Data is a common thread among businesses large and small. Every company from the local plumber to a major corporation relies on a server system or mobile app of some kind as a line of business application. Whether that system is on premise or hosted in the cloud, that data is the life line of these businesses. Therefore, it would seem that backup and disaster recovery would be at the top of every company’s priority list. Unfortunately, that is not the case. In actuality, the average business owner or executive has no idea as to what their backup strategy consists of or if they actually have one. For many IT workers, backup is a rudimentary task that is carried out routinely, but rarely if ever vetted or tested.
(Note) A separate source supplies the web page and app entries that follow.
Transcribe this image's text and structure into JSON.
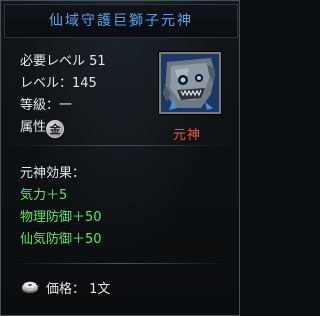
{
  "title": "仙域守護巨獅子元神",
  "stats": {
    "required_level_label": "必要レベル",
    "required_level_value": "51",
    "level_label": "レベル：",
    "level_value": "145",
    "grade_label": "等級：",
    "grade_value": "一",
    "attribute_label": "属性：",
    "attribute_icon_glyph": "金",
    "attribute_icon": "metal-element-icon"
  },
  "portrait_icon": "lion-spirit-portrait",
  "type_label": "元神",
  "effects": {
    "title": "元神効果：",
    "items": [
      "気力＋5",
      "物理防御＋50",
      "仙気防御＋50"
    ]
  },
  "price": {
    "icon": "coin-icon",
    "label": "価格：",
    "value": "1文"
  },
  "colors": {
    "title": "#56a2ee",
    "effect": "#58e86a",
    "type": "#e45a3a",
    "text": "#e8e8e8"
  }
}
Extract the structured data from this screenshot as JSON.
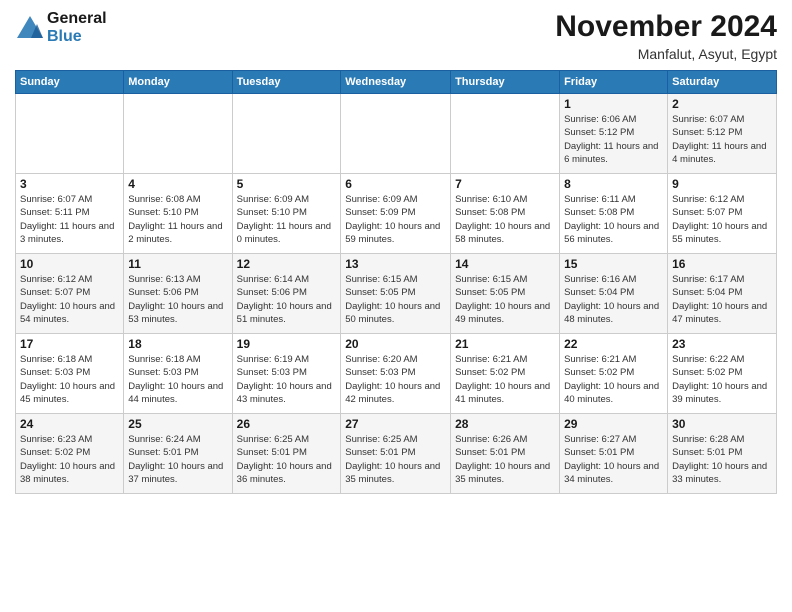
{
  "header": {
    "logo_line1": "General",
    "logo_line2": "Blue",
    "month_title": "November 2024",
    "location": "Manfalut, Asyut, Egypt"
  },
  "calendar": {
    "days_of_week": [
      "Sunday",
      "Monday",
      "Tuesday",
      "Wednesday",
      "Thursday",
      "Friday",
      "Saturday"
    ],
    "weeks": [
      [
        {
          "day": "",
          "info": ""
        },
        {
          "day": "",
          "info": ""
        },
        {
          "day": "",
          "info": ""
        },
        {
          "day": "",
          "info": ""
        },
        {
          "day": "",
          "info": ""
        },
        {
          "day": "1",
          "info": "Sunrise: 6:06 AM\nSunset: 5:12 PM\nDaylight: 11 hours and 6 minutes."
        },
        {
          "day": "2",
          "info": "Sunrise: 6:07 AM\nSunset: 5:12 PM\nDaylight: 11 hours and 4 minutes."
        }
      ],
      [
        {
          "day": "3",
          "info": "Sunrise: 6:07 AM\nSunset: 5:11 PM\nDaylight: 11 hours and 3 minutes."
        },
        {
          "day": "4",
          "info": "Sunrise: 6:08 AM\nSunset: 5:10 PM\nDaylight: 11 hours and 2 minutes."
        },
        {
          "day": "5",
          "info": "Sunrise: 6:09 AM\nSunset: 5:10 PM\nDaylight: 11 hours and 0 minutes."
        },
        {
          "day": "6",
          "info": "Sunrise: 6:09 AM\nSunset: 5:09 PM\nDaylight: 10 hours and 59 minutes."
        },
        {
          "day": "7",
          "info": "Sunrise: 6:10 AM\nSunset: 5:08 PM\nDaylight: 10 hours and 58 minutes."
        },
        {
          "day": "8",
          "info": "Sunrise: 6:11 AM\nSunset: 5:08 PM\nDaylight: 10 hours and 56 minutes."
        },
        {
          "day": "9",
          "info": "Sunrise: 6:12 AM\nSunset: 5:07 PM\nDaylight: 10 hours and 55 minutes."
        }
      ],
      [
        {
          "day": "10",
          "info": "Sunrise: 6:12 AM\nSunset: 5:07 PM\nDaylight: 10 hours and 54 minutes."
        },
        {
          "day": "11",
          "info": "Sunrise: 6:13 AM\nSunset: 5:06 PM\nDaylight: 10 hours and 53 minutes."
        },
        {
          "day": "12",
          "info": "Sunrise: 6:14 AM\nSunset: 5:06 PM\nDaylight: 10 hours and 51 minutes."
        },
        {
          "day": "13",
          "info": "Sunrise: 6:15 AM\nSunset: 5:05 PM\nDaylight: 10 hours and 50 minutes."
        },
        {
          "day": "14",
          "info": "Sunrise: 6:15 AM\nSunset: 5:05 PM\nDaylight: 10 hours and 49 minutes."
        },
        {
          "day": "15",
          "info": "Sunrise: 6:16 AM\nSunset: 5:04 PM\nDaylight: 10 hours and 48 minutes."
        },
        {
          "day": "16",
          "info": "Sunrise: 6:17 AM\nSunset: 5:04 PM\nDaylight: 10 hours and 47 minutes."
        }
      ],
      [
        {
          "day": "17",
          "info": "Sunrise: 6:18 AM\nSunset: 5:03 PM\nDaylight: 10 hours and 45 minutes."
        },
        {
          "day": "18",
          "info": "Sunrise: 6:18 AM\nSunset: 5:03 PM\nDaylight: 10 hours and 44 minutes."
        },
        {
          "day": "19",
          "info": "Sunrise: 6:19 AM\nSunset: 5:03 PM\nDaylight: 10 hours and 43 minutes."
        },
        {
          "day": "20",
          "info": "Sunrise: 6:20 AM\nSunset: 5:03 PM\nDaylight: 10 hours and 42 minutes."
        },
        {
          "day": "21",
          "info": "Sunrise: 6:21 AM\nSunset: 5:02 PM\nDaylight: 10 hours and 41 minutes."
        },
        {
          "day": "22",
          "info": "Sunrise: 6:21 AM\nSunset: 5:02 PM\nDaylight: 10 hours and 40 minutes."
        },
        {
          "day": "23",
          "info": "Sunrise: 6:22 AM\nSunset: 5:02 PM\nDaylight: 10 hours and 39 minutes."
        }
      ],
      [
        {
          "day": "24",
          "info": "Sunrise: 6:23 AM\nSunset: 5:02 PM\nDaylight: 10 hours and 38 minutes."
        },
        {
          "day": "25",
          "info": "Sunrise: 6:24 AM\nSunset: 5:01 PM\nDaylight: 10 hours and 37 minutes."
        },
        {
          "day": "26",
          "info": "Sunrise: 6:25 AM\nSunset: 5:01 PM\nDaylight: 10 hours and 36 minutes."
        },
        {
          "day": "27",
          "info": "Sunrise: 6:25 AM\nSunset: 5:01 PM\nDaylight: 10 hours and 35 minutes."
        },
        {
          "day": "28",
          "info": "Sunrise: 6:26 AM\nSunset: 5:01 PM\nDaylight: 10 hours and 35 minutes."
        },
        {
          "day": "29",
          "info": "Sunrise: 6:27 AM\nSunset: 5:01 PM\nDaylight: 10 hours and 34 minutes."
        },
        {
          "day": "30",
          "info": "Sunrise: 6:28 AM\nSunset: 5:01 PM\nDaylight: 10 hours and 33 minutes."
        }
      ]
    ]
  }
}
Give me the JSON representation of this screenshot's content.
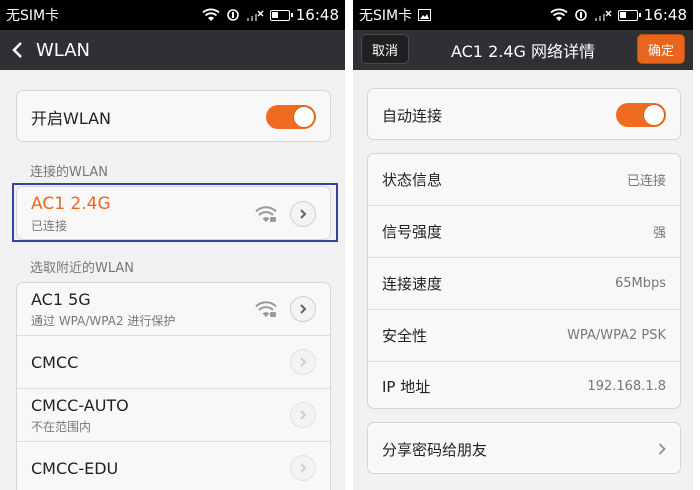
{
  "left": {
    "status": {
      "carrier": "无SIM卡",
      "time": "16:48"
    },
    "header": {
      "title": "WLAN"
    },
    "wlan_toggle": {
      "label": "开启WLAN",
      "on": true
    },
    "connected_section": "连接的WLAN",
    "connected": {
      "name": "AC1 2.4G",
      "status": "已连接"
    },
    "nearby_section": "选取附近的WLAN",
    "networks": [
      {
        "name": "AC1 5G",
        "sub": "通过 WPA/WPA2 进行保护",
        "icon": "wifi-lock-icon"
      },
      {
        "name": "CMCC",
        "sub": ""
      },
      {
        "name": "CMCC-AUTO",
        "sub": "不在范围内"
      },
      {
        "name": "CMCC-EDU",
        "sub": ""
      }
    ]
  },
  "right": {
    "status": {
      "carrier": "无SIM卡",
      "time": "16:48"
    },
    "header": {
      "title": "AC1 2.4G 网络详情",
      "cancel": "取消",
      "ok": "确定"
    },
    "auto_connect": {
      "label": "自动连接",
      "on": true
    },
    "details": [
      {
        "label": "状态信息",
        "value": "已连接"
      },
      {
        "label": "信号强度",
        "value": "强"
      },
      {
        "label": "连接速度",
        "value": "65Mbps"
      },
      {
        "label": "安全性",
        "value": "WPA/WPA2 PSK"
      },
      {
        "label": "IP 地址",
        "value": "192.168.1.8"
      }
    ],
    "share": {
      "label": "分享密码给朋友"
    }
  },
  "colors": {
    "accent": "#ef6b1f",
    "highlight": "#3a3fa2",
    "titlebar": "#2f3033"
  }
}
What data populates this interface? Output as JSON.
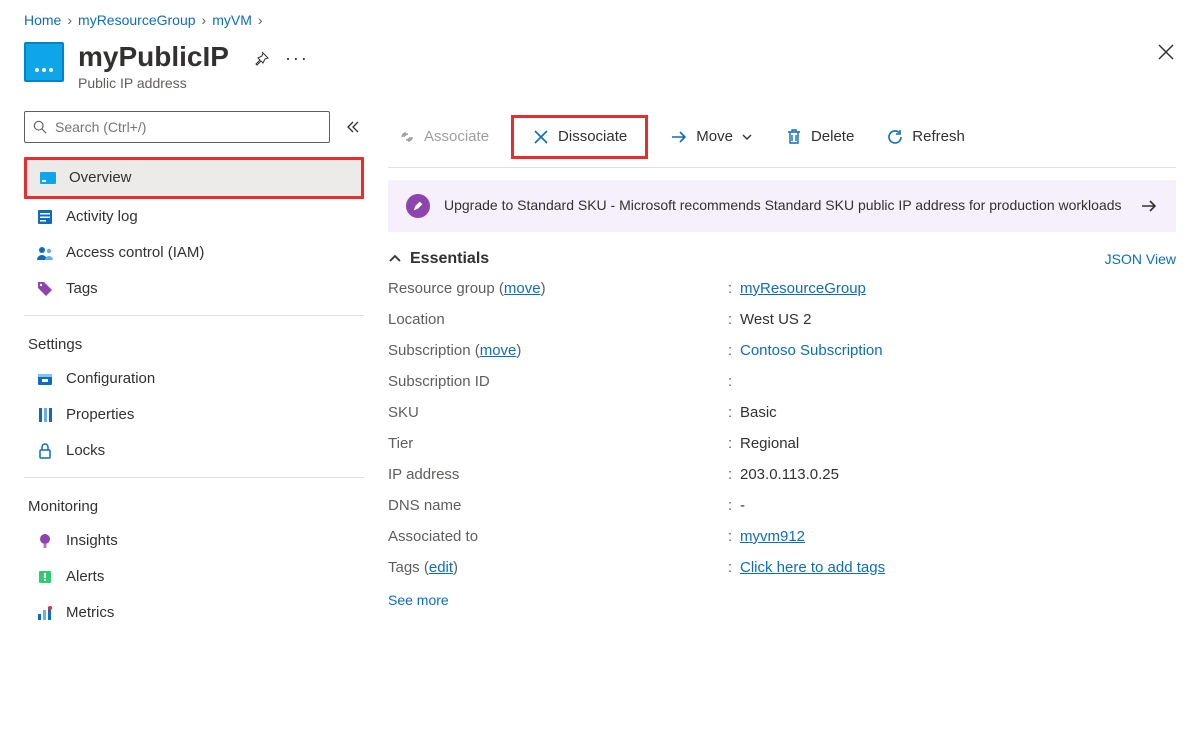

With today’s complex hybrid networks that feature a combination of physical, virtual and cloud based systems; having a comprehensive backup strategy is imperative.

In order to create a backup strategy, you must first consider any compliance requirements that your company may be subjected to such as HIPAA (if you’re a healthcare provider) or Sarbanes-Oxley (if you’re a public company). Then define your data retention policy which may be influenced by those compliance regulations. Next, it’s important to find a backup solution that addresses your needs while also meeting those compliance requirements.

For our network and our clients, we use Barracuda Networks backup server appliances as a crucial element of our backup strategy. These appliances are purpose built for backup and address our data protection needs for physical, virtual and cloud based systems. Barracuda solutions can be managed via a cloud dashboard and they are cost effective as they do not require agent licenses. Instead, they use a subscription model which encompasses the total cost of ownership throughout the lifecycle. This includes warranty support, upgrades and cloud storage.

Don’t wait until disaster strikes before addressing your backup needs. 40% of data loss is caused by human error and 90% of businesses that lose data go out of business within 24 months, so develop your backup strategy today!

Here is a quick checklist that will help you determine your backup needs:

  • Determine what systems and data are critical to your company’s operations
  • Classify the data based on importance and confidentiality (Restricted, Private etc.)
  • Determine how long your company needs to retain backups (this may be dictated by compliance regulations)
  • Determine how long your company can manage without this critical data

In my next several posts, I will delve deeper into the components that encompass a good backup strategy.